There was very little in the way of economic data last week. The Job Openings and Labor Turnover Survey (JOLTS) showed that there were 6.4 million job openings, slightly less than forecast. The U.S. trade deficit rose in August to $67.1 billion, the third widest gap in history as U.S. exporters struggle to make up lost ground in the early stages of the pandemic. Weekly jobless claims were 840,000, compared to expectations of 825,000.
For the week, the Dow Jones Industrial Average rose 3.3% to 28,586 while the S&P 500 Index jumped 3.8% to close at 3,477. The Nasdaq Composite Index surged 4.6% to close at 11,579.
Both the producer price index (PPI) and the consumer price index (CPI) for September are expected to increase modestly and confirm that inflation remains under control. Retail sales for September are forecast to rise nearly 1%, higher than in August. The preliminary October University of Michigan consumer sentiment index is expected to be slightly higher than it was in September.
Third quarter earnings season begins this week and financial firms and banks will dominate the early going. Among the most notable of these companies are JP Morgan Chase, Citigroup, Wells Fargo, Bank of America, Goldman Sachs, Morgan Stanley, Blackrock, PNC Financial, U.S. Bancorp and Charles Schwab. Other prominent companies scheduled to report include Johnson & Johnson, UnitedHealth Group, Walgreens Boots Alliance, Schlumberger and Delta Air Lines.

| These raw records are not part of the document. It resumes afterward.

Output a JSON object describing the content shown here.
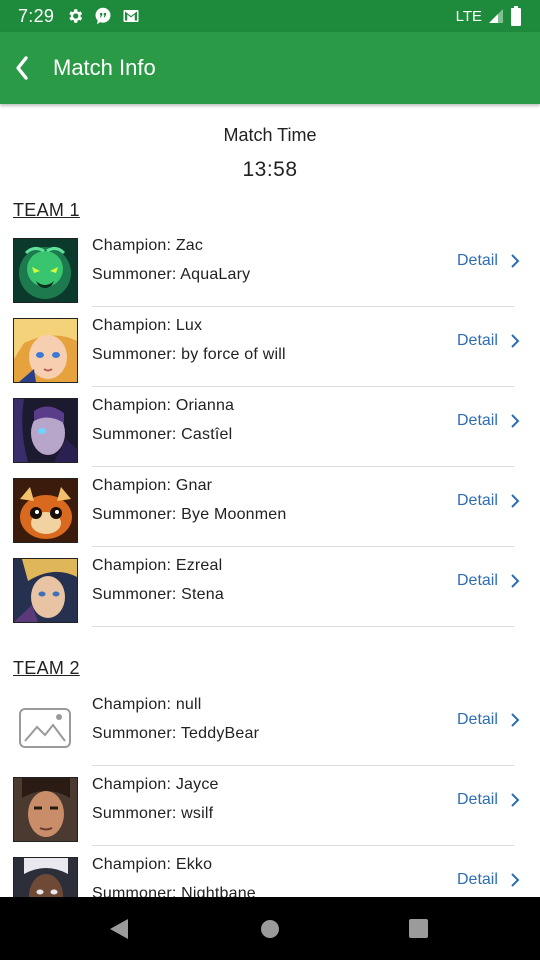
{
  "status_bar": {
    "time": "7:29",
    "network": "LTE",
    "icons": [
      "gear-icon",
      "chat-icon",
      "gmail-icon",
      "signal-icon",
      "battery-icon"
    ]
  },
  "app_bar": {
    "title": "Match Info",
    "back_icon": "back-arrow-icon",
    "color": "#2a9a47"
  },
  "match": {
    "time_label": "Match Time",
    "time_value": "13:58"
  },
  "teams": [
    {
      "name": "TEAM 1",
      "players": [
        {
          "champion": "Champion: Zac",
          "summoner": "Summoner: AquaLary",
          "detail": "Detail"
        },
        {
          "champion": "Champion: Lux",
          "summoner": "Summoner: by force of will",
          "detail": "Detail"
        },
        {
          "champion": "Champion: Orianna",
          "summoner": "Summoner: Castîel",
          "detail": "Detail"
        },
        {
          "champion": "Champion: Gnar",
          "summoner": "Summoner: Bye Moonmen",
          "detail": "Detail"
        },
        {
          "champion": "Champion: Ezreal",
          "summoner": "Summoner: Stena",
          "detail": "Detail"
        }
      ]
    },
    {
      "name": "TEAM 2",
      "players": [
        {
          "champion": "Champion: null",
          "summoner": "Summoner: TeddyBear",
          "detail": "Detail"
        },
        {
          "champion": "Champion: Jayce",
          "summoner": "Summoner: wsilf",
          "detail": "Detail"
        },
        {
          "champion": "Champion: Ekko",
          "summoner": "Summoner: Nightbane",
          "detail": "Detail"
        }
      ]
    }
  ],
  "colors": {
    "status_bar": "#1e8a3c",
    "link": "#2d6db5"
  }
}
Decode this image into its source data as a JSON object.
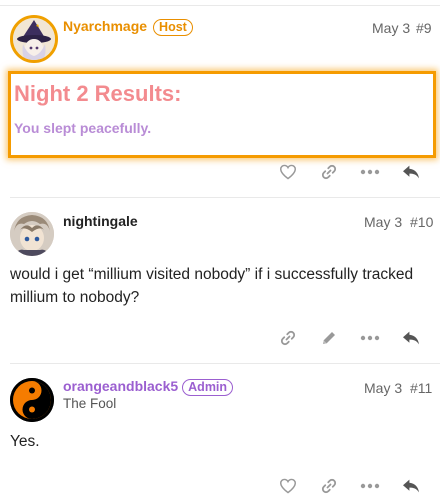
{
  "posts": [
    {
      "username": "Nyarchmage",
      "badge": "Host",
      "date": "May 3",
      "number": "#9",
      "results_title": "Night 2 Results:",
      "results_sub": "You slept peacefully.",
      "actions": [
        "heart-icon",
        "link-icon",
        "more-icon",
        "reply-icon"
      ]
    },
    {
      "username": "nightingale",
      "date": "May 3",
      "number": "#10",
      "body": "would i get “millium visited nobody” if i successfully tracked millium to nobody?",
      "actions": [
        "link-icon",
        "edit-icon",
        "more-icon",
        "reply-icon"
      ]
    },
    {
      "username": "orangeandblack5",
      "badge": "Admin",
      "title": "The Fool",
      "date": "May 3",
      "number": "#11",
      "body": "Yes.",
      "actions": [
        "heart-icon",
        "link-icon",
        "more-icon",
        "reply-icon"
      ]
    }
  ],
  "colors": {
    "host": "#e98f00",
    "admin": "#9b5fd0",
    "results_title": "#f38b8f",
    "results_sub": "#b98cd6",
    "highlight_border": "#f59b00",
    "icon": "#999999"
  }
}
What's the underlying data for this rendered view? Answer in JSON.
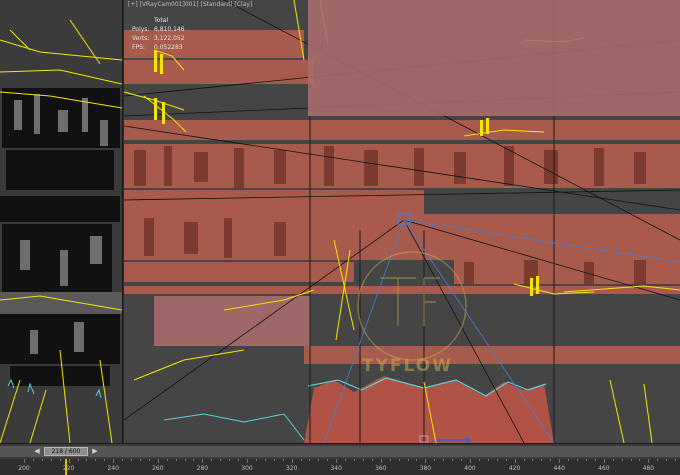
{
  "viewport": {
    "label": "[+] [VRayCam001]001] [Standard] [Clay]",
    "stats": {
      "header": "Total",
      "rows": [
        {
          "key": "Polys:",
          "value": "6,810,146"
        },
        {
          "key": "Verts:",
          "value": "3,122,052"
        },
        {
          "key": "FPS:",
          "value": "0.052283"
        }
      ]
    },
    "watermark": "TYFLOW"
  },
  "timeline": {
    "slider_label": "218 / 600",
    "prev_icon": "chevron-left-icon",
    "next_icon": "chevron-right-icon",
    "ticks": [
      "200",
      "220",
      "240",
      "260",
      "280",
      "300",
      "320",
      "340",
      "360",
      "380",
      "400",
      "420",
      "440",
      "460",
      "480"
    ],
    "current_frame": 218
  },
  "colors": {
    "viewport_border": "#c8b400",
    "geometry": "#a85a4c",
    "splines": "#f2e600",
    "overlay": "#a86b6b"
  }
}
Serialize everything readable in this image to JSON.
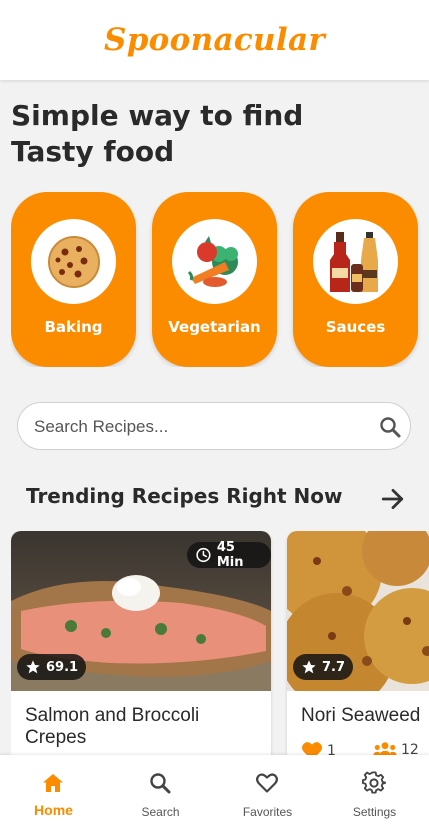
{
  "app": {
    "logo": "Spoonacular"
  },
  "headline": {
    "line1": "Simple way to find",
    "line2": "Tasty food"
  },
  "categories": [
    {
      "label": "Baking",
      "icon": "cookie-icon"
    },
    {
      "label": "Vegetarian",
      "icon": "vegetables-icon"
    },
    {
      "label": "Sauces",
      "icon": "sauce-bottles-icon"
    }
  ],
  "search": {
    "placeholder": "Search Recipes...",
    "value": "",
    "icon": "search-icon"
  },
  "trending": {
    "title": "Trending Recipes Right Now",
    "icon": "arrow-right-icon"
  },
  "recipes": [
    {
      "title": "Salmon and Broccoli Crepes",
      "time": "45 Min",
      "rating": "69.1",
      "likes": "",
      "servings": ""
    },
    {
      "title": "Nori Seaweed",
      "time": "",
      "rating": "7.7",
      "likes": "1",
      "servings": "12"
    }
  ],
  "nav": [
    {
      "label": "Home",
      "icon": "home-icon",
      "active": true
    },
    {
      "label": "Search",
      "icon": "search-icon",
      "active": false
    },
    {
      "label": "Favorites",
      "icon": "heart-icon",
      "active": false
    },
    {
      "label": "Settings",
      "icon": "gear-icon",
      "active": false
    }
  ],
  "colors": {
    "accent": "#fb8c00",
    "background": "#f2f2f2",
    "card": "#ffffff",
    "text": "#2a2a2a"
  }
}
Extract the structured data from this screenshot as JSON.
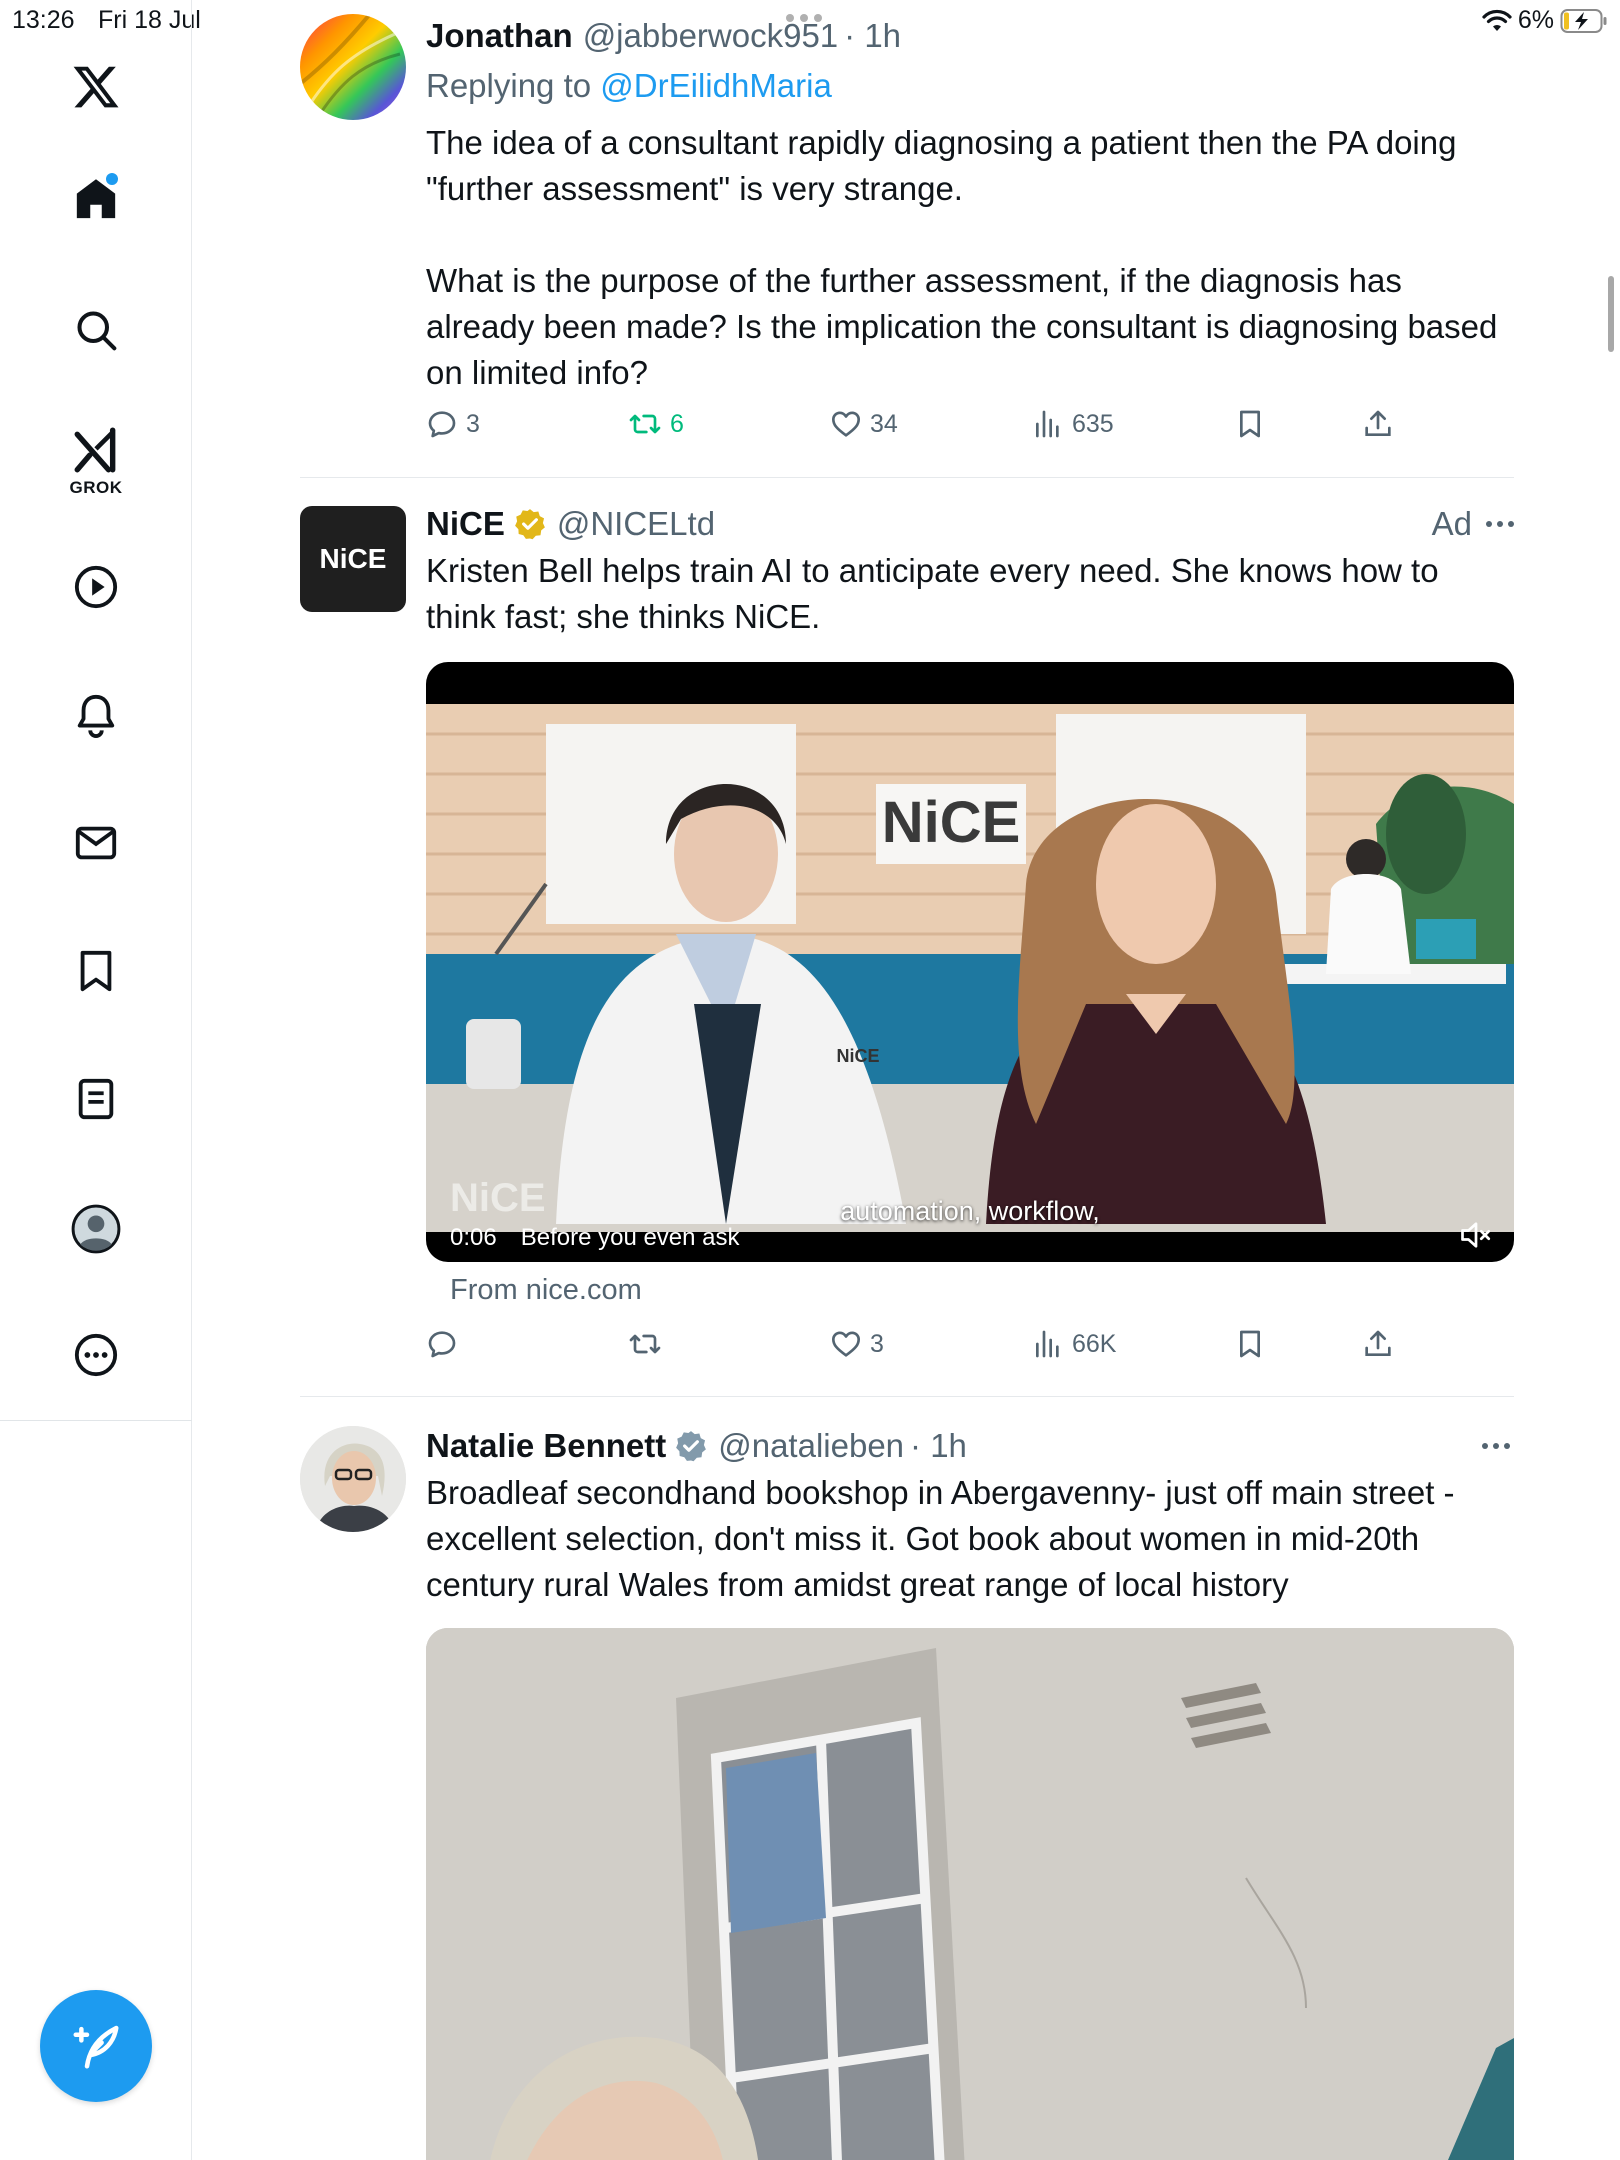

Although over 20 S&P 500 companies have already reported third quarter earnings, the unofficial start to earnings season begins this week with JP Morgan Chase on Tuesday. So far the early results from this small sample size have been encouraging as over 90% of these companies have beaten analysts’ estimates. Not only are companies beating forecasted earnings but they are doing it by a wide margin. Another good sign is that the same percentage of companies have also exceeded revenue expectations. While corporate earnings are expected to fall over 20% from the same quarter a year ago, analysts have actually been revising their earnings estimates higher recently. What has made their job difficult is the fact that corporations have been unable to provide any reliable guidance due to the tremendous amount of uncertainty associated with the coronavirus and its effect on the economy and corporate profits. But early earnings results give investors hope that the economy is improving and that the worst of the coronavirus-induced shutdown is over, which should bode well for sales and profits. That is not to say that the stock market won’t be affected by the path of Covid-19 and the uncertainty it is sure to cause in the coming months. Other concerns such as another economic relief package, Federal Reserve policy, the upcoming election, trade with China and the extent of the economy reopening will also have an effect on the direction of the stock market. Ultimately, though, earnings are what drive stock prices and investors will have an opportunity to focus on these fundamentals over the next several weeks.